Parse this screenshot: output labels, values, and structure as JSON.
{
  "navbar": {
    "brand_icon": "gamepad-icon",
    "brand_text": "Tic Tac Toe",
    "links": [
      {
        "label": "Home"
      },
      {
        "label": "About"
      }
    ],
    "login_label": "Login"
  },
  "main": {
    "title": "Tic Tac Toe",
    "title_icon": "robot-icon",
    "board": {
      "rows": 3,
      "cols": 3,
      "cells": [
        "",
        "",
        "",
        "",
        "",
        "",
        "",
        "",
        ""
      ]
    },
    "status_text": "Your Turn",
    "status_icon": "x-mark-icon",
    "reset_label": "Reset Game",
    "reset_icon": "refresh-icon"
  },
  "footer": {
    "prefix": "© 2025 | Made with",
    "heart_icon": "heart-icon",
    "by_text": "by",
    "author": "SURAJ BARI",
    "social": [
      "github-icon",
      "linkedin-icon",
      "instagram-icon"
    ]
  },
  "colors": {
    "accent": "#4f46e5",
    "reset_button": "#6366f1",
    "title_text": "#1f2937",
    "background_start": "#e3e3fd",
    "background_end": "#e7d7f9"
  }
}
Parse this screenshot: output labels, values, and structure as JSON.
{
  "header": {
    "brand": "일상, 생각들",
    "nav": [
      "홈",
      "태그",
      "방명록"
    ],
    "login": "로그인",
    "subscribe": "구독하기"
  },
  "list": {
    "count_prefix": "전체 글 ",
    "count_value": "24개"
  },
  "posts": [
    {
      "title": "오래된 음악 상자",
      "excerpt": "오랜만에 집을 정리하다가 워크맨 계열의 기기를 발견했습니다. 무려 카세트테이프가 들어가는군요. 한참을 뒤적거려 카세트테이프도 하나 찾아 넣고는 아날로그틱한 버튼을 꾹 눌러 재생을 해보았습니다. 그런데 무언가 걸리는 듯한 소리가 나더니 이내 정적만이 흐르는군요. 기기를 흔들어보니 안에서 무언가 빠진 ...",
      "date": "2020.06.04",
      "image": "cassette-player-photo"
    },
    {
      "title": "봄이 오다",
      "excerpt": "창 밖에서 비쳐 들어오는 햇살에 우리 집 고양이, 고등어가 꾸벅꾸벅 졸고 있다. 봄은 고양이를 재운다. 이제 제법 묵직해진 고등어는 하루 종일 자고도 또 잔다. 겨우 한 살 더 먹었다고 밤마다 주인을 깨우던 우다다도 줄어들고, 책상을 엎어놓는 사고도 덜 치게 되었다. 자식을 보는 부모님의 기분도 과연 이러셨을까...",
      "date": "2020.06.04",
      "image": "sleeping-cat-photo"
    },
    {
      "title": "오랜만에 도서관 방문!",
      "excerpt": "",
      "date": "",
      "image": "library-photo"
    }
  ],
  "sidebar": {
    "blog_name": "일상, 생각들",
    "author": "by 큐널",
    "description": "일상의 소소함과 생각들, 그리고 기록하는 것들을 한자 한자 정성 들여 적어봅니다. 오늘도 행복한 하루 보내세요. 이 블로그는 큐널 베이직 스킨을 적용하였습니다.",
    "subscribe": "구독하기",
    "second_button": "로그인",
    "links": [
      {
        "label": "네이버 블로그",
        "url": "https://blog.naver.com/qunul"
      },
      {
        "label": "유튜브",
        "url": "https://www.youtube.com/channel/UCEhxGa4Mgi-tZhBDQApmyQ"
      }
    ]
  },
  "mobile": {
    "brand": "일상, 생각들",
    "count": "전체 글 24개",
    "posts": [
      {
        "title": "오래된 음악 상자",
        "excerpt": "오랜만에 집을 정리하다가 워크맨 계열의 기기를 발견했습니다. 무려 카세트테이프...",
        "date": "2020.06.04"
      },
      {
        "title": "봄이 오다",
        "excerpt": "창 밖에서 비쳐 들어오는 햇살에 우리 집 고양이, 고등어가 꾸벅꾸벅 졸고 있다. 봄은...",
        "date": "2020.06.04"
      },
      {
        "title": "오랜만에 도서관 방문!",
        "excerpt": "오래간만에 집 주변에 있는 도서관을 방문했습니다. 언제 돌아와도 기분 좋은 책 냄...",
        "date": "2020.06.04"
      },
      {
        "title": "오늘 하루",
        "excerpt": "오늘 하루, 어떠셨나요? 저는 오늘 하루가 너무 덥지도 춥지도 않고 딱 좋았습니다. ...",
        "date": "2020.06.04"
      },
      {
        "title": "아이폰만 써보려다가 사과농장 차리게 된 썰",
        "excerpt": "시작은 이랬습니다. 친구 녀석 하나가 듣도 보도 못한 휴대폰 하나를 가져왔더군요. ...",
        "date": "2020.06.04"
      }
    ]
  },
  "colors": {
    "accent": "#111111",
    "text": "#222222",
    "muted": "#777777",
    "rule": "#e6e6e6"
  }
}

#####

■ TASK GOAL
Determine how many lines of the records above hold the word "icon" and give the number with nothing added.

■ TASK ANSWER
8